Zurich and Mitsui Sumitomo Insurance Co. both issued primary general liability policies to Sony that included coverage for “personal and advertising injury” defined in relevant part as follows:
“Personal and advertising injury” means injury including consequential bodily injury arising out of one or more of the following offenses:
* * *
Oral or written publication, in any manner, of material that violates a person’s right of privacy.
Zurich and Mitsui argued the above provision did not afford coverage for either a defense or indemnity in Sony’s favor in connection with the underlying complaints. Specifically, Zurich argued that “personal and advertising injury” coverage is limited to protect against the purposeful and intentional acts committed by the insured, not by third parties. Sony argued no such affirmative act requirement exists in the Zurich policy and its “act” was the alleged failure to properly secure its customers’ information.
Judge Jeffrey K. Oing ruled from the bench in favor of Zurich and Mitsui and found that while there was, in fact, a publication, coverage was only afforded to the extent Sony was responsible for the publishing and not, as was the case at hand, due to the actions of the third-party hackers.

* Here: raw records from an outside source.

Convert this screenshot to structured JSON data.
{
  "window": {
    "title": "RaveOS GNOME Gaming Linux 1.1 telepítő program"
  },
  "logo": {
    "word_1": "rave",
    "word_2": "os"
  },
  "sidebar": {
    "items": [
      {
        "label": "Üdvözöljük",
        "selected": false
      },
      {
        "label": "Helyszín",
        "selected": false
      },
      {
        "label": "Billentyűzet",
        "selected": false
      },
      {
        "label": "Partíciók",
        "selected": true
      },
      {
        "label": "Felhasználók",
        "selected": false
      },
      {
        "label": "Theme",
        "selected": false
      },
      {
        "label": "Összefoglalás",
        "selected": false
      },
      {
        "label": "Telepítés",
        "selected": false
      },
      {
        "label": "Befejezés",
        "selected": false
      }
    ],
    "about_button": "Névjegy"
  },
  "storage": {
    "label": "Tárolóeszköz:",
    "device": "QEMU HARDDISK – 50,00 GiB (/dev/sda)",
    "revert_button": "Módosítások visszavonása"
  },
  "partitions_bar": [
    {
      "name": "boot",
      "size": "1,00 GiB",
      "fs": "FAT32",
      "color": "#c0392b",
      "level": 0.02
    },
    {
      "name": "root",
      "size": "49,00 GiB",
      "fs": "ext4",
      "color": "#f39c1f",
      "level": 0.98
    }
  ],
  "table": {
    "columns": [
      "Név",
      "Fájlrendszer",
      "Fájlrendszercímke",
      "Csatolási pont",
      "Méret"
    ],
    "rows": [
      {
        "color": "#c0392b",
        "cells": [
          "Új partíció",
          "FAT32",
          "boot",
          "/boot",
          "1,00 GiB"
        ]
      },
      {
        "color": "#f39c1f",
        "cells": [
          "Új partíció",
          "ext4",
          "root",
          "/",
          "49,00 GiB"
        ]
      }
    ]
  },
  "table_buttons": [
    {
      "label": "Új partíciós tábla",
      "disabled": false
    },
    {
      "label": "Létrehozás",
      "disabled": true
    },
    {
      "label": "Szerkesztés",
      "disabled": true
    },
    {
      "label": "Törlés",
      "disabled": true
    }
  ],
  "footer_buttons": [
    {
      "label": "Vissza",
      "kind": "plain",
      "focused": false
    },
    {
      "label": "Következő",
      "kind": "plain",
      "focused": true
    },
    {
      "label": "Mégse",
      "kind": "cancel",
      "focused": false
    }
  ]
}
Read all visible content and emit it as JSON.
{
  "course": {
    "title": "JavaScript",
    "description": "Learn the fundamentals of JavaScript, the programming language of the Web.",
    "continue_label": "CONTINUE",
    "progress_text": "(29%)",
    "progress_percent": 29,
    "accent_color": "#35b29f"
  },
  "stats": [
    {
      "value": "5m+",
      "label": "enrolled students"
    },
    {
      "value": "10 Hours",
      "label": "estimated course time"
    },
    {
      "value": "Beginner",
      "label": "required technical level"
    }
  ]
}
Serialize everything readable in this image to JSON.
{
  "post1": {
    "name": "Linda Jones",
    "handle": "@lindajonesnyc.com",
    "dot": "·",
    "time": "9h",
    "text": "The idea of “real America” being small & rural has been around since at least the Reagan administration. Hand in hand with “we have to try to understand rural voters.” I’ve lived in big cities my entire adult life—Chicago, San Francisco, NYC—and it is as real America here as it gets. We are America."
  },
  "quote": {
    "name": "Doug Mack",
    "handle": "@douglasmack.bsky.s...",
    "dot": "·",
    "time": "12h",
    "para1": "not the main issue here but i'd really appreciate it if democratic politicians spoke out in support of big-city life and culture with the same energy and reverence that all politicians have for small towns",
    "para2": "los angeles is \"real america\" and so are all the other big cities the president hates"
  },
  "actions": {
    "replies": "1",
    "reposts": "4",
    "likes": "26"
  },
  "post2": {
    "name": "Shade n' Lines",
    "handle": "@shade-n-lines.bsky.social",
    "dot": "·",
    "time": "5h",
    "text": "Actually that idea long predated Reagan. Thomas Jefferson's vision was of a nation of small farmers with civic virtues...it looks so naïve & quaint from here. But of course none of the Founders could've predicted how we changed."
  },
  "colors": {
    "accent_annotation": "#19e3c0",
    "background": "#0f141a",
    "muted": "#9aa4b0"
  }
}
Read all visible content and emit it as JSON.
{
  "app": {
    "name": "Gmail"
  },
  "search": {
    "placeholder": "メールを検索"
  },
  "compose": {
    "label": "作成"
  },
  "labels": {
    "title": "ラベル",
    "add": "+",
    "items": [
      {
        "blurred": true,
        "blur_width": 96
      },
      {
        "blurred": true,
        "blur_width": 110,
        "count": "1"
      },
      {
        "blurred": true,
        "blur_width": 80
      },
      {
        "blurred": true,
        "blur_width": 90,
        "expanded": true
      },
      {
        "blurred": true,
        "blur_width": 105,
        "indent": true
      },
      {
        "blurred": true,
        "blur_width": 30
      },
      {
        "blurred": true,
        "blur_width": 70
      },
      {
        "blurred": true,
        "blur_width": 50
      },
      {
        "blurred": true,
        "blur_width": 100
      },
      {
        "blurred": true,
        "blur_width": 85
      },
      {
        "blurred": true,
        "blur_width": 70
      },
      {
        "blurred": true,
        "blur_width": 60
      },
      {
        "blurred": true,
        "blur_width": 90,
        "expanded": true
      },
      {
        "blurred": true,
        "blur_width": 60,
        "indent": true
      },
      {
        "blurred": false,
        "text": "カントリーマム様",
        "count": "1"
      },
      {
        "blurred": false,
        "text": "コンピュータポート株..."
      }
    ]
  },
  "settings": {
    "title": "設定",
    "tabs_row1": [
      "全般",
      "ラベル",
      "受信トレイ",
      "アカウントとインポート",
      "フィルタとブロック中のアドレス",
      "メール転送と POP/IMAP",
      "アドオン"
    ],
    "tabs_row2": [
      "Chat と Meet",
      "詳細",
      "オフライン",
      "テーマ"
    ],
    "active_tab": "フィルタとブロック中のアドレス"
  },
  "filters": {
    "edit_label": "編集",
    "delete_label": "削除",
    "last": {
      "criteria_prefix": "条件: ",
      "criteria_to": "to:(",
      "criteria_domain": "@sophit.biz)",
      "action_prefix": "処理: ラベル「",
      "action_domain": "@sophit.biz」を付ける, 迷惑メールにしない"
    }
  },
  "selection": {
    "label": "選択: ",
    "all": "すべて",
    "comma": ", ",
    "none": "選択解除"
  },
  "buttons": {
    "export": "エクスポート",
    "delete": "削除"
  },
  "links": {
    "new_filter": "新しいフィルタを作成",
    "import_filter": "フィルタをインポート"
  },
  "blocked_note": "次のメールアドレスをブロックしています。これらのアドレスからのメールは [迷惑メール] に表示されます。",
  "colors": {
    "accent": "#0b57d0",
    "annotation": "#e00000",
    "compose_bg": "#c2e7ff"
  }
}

In so ruling, the court stated that to find otherwise would improperly expand the policies’ coverage grants.
The court memorialized its holding by court transcript filed on March 4, 2014. Note the following comments from Judge Oing:
We are talking about the internet now. We are talking about the electronic age that we live in. So that in itself, by just merely opening up that safeguard or that safe box where all of the information was, in my mind my finding is that is a publication. It’s done.
The question now becomes, was that a publication that was perpetrated by Sony or was that done by the hackers. There is no way I can find that Sony did that. As Mitsui’s counsel said, this would have been a totally different case if Sony negligently opened the box and let all of that information out. I don’t think we would be here today if that were the case. This is a case where Sony tried or continued to maintain security for this information. It was to no avail. Hackers got in, criminally got in. They opened up and they took the information.
February 21, 2014 Court Proceedings, 77:4-20.
Sony is widely expected to appeal the ruling. To the extent it does, the Sony case may be the first appellate decision to tackle this issue and will likely be cited by future policyholders or insurers moving forward on such issues.